Why did American leaders work hard to secure multilateral approval from the United Nations or NATO for military interventions in Haiti, Bosnia, and Kosovo, while making only limited efforts to gain such approval for the 2003 Iraq War? In Reassuring the Reluctant Warriors, Stefano Recchia draws on declassified documents and about one hundred interviews with civilian and military leaders to illuminate little-known aspects of U.S. decision making in the run-up to those interventions. American leaders, he argues, seek UN or NATO approval to facilitate sustained military and financial burden sharing and ensure domestic support. However, the most assertive, hawkish, and influential civilian leaders in Washington tend to downplay the costs of intervention, and when confronted with hesitant international partners they often want to bypass multilateral bodies. In these circumstances, America’s senior generals and admirals—as reluctant warriors who worry about Vietnam-style quagmires—can play an important restraining role, steering U.S. policy toward multilateralism.

Senior military officers are well placed to debunk the civilian interventionists’ optimistic assumptions regarding the costs of war, thereby undermining broader governmental support for intervention. Recchia demonstrates that when the military expresses strong concerns about the stabilization burden, even hawkish civilian leaders can be expected to work hard to secure multilateral support through the UN or NATO—if only to reassure the reluctant warriors about long-term burden sharing. By contrast, when the military stays silent, as it did in the run-up to the 2003 Iraq War, the most hawkish civilians are empowered; consequently, the United States is more likely to bypass multilateral bodies and may end up shouldering a heavy stabilization burden largely by itself.
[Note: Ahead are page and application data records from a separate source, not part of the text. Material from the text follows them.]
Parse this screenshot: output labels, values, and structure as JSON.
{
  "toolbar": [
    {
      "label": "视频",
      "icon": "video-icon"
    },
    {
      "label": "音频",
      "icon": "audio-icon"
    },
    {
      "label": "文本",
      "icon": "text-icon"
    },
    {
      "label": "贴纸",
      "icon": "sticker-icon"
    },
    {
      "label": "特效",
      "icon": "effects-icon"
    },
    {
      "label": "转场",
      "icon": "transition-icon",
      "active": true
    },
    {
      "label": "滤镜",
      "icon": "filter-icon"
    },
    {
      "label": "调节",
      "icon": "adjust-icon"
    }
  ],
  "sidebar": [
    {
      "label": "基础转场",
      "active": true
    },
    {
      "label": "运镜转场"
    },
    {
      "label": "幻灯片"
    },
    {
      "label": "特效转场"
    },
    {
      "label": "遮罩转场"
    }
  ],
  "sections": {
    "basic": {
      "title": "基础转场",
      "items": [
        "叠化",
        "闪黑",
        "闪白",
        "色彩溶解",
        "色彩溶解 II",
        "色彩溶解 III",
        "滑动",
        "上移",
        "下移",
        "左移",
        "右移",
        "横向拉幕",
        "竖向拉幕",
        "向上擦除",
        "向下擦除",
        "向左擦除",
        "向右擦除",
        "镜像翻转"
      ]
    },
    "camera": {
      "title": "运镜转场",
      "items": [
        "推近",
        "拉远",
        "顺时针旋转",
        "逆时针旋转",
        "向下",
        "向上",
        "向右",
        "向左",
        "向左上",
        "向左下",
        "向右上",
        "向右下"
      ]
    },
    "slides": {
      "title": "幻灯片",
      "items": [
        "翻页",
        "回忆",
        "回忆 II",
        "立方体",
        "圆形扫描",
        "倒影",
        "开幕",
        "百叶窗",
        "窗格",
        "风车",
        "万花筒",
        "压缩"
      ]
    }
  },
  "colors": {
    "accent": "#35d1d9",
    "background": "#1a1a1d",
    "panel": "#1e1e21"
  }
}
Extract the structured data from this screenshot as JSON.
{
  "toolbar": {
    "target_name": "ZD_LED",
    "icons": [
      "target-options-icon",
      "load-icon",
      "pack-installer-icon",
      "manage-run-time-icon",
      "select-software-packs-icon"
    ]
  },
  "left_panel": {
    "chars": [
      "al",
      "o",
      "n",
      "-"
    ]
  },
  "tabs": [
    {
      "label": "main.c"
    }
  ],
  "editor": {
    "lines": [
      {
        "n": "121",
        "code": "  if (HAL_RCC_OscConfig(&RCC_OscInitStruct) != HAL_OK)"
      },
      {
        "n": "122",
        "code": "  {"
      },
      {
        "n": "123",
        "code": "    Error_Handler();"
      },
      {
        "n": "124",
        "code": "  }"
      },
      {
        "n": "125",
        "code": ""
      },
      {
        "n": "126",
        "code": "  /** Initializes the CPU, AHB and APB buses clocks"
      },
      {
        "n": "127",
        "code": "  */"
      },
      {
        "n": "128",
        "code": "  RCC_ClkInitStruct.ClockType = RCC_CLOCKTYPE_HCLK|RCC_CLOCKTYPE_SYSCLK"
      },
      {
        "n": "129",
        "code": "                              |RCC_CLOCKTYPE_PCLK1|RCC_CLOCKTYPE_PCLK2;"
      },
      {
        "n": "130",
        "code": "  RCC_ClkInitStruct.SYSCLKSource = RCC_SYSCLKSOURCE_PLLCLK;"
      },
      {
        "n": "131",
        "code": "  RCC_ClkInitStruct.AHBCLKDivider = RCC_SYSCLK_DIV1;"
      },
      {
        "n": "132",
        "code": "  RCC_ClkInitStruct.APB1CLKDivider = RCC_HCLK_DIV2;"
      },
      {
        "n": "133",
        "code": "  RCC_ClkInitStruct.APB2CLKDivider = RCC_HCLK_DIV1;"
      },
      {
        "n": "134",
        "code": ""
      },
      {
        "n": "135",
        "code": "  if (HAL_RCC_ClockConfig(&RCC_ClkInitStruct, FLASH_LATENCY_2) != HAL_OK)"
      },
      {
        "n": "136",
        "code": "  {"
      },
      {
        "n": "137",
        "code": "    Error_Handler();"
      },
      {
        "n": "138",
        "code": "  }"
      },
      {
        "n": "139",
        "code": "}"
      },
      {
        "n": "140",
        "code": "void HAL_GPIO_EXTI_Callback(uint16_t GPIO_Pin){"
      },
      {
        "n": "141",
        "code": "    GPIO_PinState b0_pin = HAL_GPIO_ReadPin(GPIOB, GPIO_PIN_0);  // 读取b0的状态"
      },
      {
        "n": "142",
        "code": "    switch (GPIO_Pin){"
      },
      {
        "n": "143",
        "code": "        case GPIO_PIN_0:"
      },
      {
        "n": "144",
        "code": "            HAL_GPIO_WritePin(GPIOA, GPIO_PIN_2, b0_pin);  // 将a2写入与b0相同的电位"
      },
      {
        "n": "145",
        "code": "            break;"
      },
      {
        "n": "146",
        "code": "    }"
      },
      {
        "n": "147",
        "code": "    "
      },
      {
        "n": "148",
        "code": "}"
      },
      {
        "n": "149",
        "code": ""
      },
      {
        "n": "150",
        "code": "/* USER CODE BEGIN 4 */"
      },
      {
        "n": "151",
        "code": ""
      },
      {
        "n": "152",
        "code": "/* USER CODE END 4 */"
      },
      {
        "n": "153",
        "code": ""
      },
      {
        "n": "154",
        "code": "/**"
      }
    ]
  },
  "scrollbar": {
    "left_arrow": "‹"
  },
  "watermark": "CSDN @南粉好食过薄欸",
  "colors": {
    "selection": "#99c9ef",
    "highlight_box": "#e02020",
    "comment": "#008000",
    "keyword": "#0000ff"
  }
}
Recchia’s argument that the military has the ability to contribute not only to a more prudent but also to a more multilateralist U.S. intervention policy may be counterintuitive, but the evidence is compelling.

Publication date
September 04, 2015
Publisher
Collection
Page count
296
ISBN
9781501701542
Paper ISBN
9780801452918